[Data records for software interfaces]
# # # # #
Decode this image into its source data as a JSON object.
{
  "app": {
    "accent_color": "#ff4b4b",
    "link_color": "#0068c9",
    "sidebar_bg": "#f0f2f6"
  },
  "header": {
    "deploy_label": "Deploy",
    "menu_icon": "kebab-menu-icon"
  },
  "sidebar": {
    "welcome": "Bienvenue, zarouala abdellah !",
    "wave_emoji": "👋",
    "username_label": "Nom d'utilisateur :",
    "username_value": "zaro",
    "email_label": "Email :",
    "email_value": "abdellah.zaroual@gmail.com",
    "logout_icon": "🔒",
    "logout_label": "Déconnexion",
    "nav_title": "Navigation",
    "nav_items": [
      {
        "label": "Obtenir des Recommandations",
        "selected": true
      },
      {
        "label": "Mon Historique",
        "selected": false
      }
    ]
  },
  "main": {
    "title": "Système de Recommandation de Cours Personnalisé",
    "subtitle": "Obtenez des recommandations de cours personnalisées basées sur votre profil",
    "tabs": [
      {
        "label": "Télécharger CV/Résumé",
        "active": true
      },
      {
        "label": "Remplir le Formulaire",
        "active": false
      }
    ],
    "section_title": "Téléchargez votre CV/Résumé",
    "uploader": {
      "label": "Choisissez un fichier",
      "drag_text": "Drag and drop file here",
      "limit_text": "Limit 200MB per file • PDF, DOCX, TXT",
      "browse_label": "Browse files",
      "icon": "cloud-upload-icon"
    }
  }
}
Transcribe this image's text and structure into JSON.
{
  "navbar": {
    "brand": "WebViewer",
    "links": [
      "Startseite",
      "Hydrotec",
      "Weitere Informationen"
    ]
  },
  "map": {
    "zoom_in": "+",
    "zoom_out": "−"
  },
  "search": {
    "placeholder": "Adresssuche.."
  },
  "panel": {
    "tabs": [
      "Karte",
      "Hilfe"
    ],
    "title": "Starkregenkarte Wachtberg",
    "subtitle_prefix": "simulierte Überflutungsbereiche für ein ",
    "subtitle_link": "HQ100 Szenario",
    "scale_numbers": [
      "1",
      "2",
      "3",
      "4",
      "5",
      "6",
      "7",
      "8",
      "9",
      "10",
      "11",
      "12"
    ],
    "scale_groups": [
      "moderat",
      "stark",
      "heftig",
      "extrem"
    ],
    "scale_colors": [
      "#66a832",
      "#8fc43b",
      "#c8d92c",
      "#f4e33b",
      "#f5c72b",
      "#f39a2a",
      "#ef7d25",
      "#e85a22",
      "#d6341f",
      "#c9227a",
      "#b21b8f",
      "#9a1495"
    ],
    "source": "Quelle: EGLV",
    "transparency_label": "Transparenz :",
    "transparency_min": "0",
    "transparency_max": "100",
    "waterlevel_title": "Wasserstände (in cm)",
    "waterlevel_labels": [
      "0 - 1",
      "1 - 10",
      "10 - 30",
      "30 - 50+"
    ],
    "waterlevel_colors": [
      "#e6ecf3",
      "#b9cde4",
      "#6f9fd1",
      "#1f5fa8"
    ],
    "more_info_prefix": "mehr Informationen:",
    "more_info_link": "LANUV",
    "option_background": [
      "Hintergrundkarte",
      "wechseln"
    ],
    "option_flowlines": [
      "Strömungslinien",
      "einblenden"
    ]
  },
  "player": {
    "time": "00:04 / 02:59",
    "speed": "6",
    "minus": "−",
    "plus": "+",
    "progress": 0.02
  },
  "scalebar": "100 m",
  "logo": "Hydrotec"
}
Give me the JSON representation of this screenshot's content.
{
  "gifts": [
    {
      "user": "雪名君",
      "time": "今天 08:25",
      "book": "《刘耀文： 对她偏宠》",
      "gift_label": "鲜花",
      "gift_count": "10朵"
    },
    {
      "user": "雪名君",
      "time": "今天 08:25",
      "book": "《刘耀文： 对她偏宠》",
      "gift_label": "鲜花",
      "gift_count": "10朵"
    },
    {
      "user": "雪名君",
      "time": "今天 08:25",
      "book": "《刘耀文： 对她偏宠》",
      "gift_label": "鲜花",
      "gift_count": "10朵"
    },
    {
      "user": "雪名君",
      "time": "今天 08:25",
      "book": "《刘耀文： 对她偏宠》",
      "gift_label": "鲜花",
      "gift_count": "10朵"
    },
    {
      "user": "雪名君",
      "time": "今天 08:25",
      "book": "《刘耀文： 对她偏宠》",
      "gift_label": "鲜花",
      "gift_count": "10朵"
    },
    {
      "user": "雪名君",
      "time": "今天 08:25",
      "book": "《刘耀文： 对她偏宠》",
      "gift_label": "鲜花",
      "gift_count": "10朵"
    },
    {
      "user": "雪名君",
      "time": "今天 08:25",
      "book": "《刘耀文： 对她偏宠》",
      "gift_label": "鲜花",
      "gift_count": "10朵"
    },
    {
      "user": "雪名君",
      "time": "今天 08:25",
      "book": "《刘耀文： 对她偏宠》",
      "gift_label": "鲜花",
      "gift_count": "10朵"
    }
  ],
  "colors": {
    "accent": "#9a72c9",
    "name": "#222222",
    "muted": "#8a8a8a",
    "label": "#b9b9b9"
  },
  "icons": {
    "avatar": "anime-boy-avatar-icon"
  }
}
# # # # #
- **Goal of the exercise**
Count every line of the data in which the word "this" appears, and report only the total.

- **Answer box**
3